Saved entries:
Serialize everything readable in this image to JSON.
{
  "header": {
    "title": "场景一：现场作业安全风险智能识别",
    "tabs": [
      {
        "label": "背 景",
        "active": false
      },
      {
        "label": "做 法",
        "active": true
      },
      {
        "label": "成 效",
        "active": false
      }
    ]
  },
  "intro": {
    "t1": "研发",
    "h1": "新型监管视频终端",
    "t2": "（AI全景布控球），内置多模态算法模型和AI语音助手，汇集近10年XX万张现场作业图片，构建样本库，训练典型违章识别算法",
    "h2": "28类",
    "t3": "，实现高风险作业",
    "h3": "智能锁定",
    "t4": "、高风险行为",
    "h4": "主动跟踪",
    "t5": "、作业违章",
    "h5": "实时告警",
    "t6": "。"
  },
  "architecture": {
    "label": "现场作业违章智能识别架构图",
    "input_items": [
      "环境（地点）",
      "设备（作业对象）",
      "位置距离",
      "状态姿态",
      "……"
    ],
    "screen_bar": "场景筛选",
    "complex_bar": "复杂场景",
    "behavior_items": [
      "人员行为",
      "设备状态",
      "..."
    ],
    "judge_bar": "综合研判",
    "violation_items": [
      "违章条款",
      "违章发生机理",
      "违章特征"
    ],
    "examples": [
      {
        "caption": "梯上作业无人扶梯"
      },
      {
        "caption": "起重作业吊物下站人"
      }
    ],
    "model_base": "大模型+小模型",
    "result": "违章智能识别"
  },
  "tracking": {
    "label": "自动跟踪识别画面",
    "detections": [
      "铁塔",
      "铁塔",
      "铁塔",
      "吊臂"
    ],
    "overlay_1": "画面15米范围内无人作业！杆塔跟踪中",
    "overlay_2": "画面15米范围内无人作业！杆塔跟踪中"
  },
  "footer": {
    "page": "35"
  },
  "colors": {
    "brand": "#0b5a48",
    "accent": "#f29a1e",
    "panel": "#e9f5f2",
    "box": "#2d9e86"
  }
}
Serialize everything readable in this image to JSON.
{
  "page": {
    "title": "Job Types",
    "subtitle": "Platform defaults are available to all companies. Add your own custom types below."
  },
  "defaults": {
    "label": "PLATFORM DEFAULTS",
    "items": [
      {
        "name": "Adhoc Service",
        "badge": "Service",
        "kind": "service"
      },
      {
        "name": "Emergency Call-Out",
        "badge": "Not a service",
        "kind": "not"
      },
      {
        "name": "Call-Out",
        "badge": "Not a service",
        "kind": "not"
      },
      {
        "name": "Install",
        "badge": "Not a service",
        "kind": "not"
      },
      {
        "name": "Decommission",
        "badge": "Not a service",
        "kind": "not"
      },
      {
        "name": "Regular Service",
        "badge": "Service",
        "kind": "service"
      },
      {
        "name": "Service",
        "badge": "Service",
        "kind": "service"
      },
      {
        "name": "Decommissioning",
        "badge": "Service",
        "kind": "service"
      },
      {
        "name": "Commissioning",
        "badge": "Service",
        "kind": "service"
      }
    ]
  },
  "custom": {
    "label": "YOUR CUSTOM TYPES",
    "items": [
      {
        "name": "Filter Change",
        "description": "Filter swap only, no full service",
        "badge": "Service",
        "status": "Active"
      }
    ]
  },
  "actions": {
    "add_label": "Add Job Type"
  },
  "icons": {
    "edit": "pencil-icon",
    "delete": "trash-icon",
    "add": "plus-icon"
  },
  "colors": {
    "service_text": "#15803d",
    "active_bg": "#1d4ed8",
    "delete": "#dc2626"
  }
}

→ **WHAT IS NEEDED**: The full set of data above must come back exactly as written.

→ **RESPONSE TO THE TASK**:
Serialize everything readable in this image to JSON.
{
  "header": {
    "title": "场景一：现场作业安全风险智能识别",
    "tabs": [
      {
        "label": "背 景",
        "active": false
      },
      {
        "label": "做 法",
        "active": true
      },
      {
        "label": "成 效",
        "active": false
      }
    ]
  },
  "intro": {
    "t1": "研发",
    "h1": "新型监管视频终端",
    "t2": "（AI全景布控球），内置多模态算法模型和AI语音助手，汇集近10年XX万张现场作业图片，构建样本库，训练典型违章识别算法",
    "h2": "28类",
    "t3": "，实现高风险作业",
    "h3": "智能锁定",
    "t4": "、高风险行为",
    "h4": "主动跟踪",
    "t5": "、作业违章",
    "h5": "实时告警",
    "t6": "。"
  },
  "architecture": {
    "label": "现场作业违章智能识别架构图",
    "input_items": [
      "环境（地点）",
      "设备（作业对象）",
      "位置距离",
      "状态姿态",
      "……"
    ],
    "screen_bar": "场景筛选",
    "complex_bar": "复杂场景",
    "behavior_items": [
      "人员行为",
      "设备状态",
      "..."
    ],
    "judge_bar": "综合研判",
    "violation_items": [
      "违章条款",
      "违章发生机理",
      "违章特征"
    ],
    "examples": [
      {
        "caption": "梯上作业无人扶梯"
      },
      {
        "caption": "起重作业吊物下站人"
      }
    ],
    "model_base": "大模型+小模型",
    "result": "违章智能识别"
  },
  "tracking": {
    "label": "自动跟踪识别画面",
    "detections": [
      "铁塔",
      "铁塔",
      "铁塔",
      "吊臂"
    ],
    "overlay_1": "画面15米范围内无人作业！杆塔跟踪中",
    "overlay_2": "画面15米范围内无人作业！杆塔跟踪中"
  },
  "footer": {
    "page": "35"
  },
  "colors": {
    "brand": "#0b5a48",
    "accent": "#f29a1e",
    "panel": "#e9f5f2",
    "box": "#2d9e86"
  }
}
Serialize everything readable in this image to JSON.
{
  "page": {
    "title": "Job Types",
    "subtitle": "Platform defaults are available to all companies. Add your own custom types below."
  },
  "defaults": {
    "label": "PLATFORM DEFAULTS",
    "items": [
      {
        "name": "Adhoc Service",
        "badge": "Service",
        "kind": "service"
      },
      {
        "name": "Emergency Call-Out",
        "badge": "Not a service",
        "kind": "not"
      },
      {
        "name": "Call-Out",
        "badge": "Not a service",
        "kind": "not"
      },
      {
        "name": "Install",
        "badge": "Not a service",
        "kind": "not"
      },
      {
        "name": "Decommission",
        "badge": "Not a service",
        "kind": "not"
      },
      {
        "name": "Regular Service",
        "badge": "Service",
        "kind": "service"
      },
      {
        "name": "Service",
        "badge": "Service",
        "kind": "service"
      },
      {
        "name": "Decommissioning",
        "badge": "Service",
        "kind": "service"
      },
      {
        "name": "Commissioning",
        "badge": "Service",
        "kind": "service"
      }
    ]
  },
  "custom": {
    "label": "YOUR CUSTOM TYPES",
    "items": [
      {
        "name": "Filter Change",
        "description": "Filter swap only, no full service",
        "badge": "Service",
        "status": "Active"
      }
    ]
  },
  "actions": {
    "add_label": "Add Job Type"
  },
  "icons": {
    "edit": "pencil-icon",
    "delete": "trash-icon",
    "add": "plus-icon"
  },
  "colors": {
    "service_text": "#15803d",
    "active_bg": "#1d4ed8",
    "delete": "#dc2626"
  }
}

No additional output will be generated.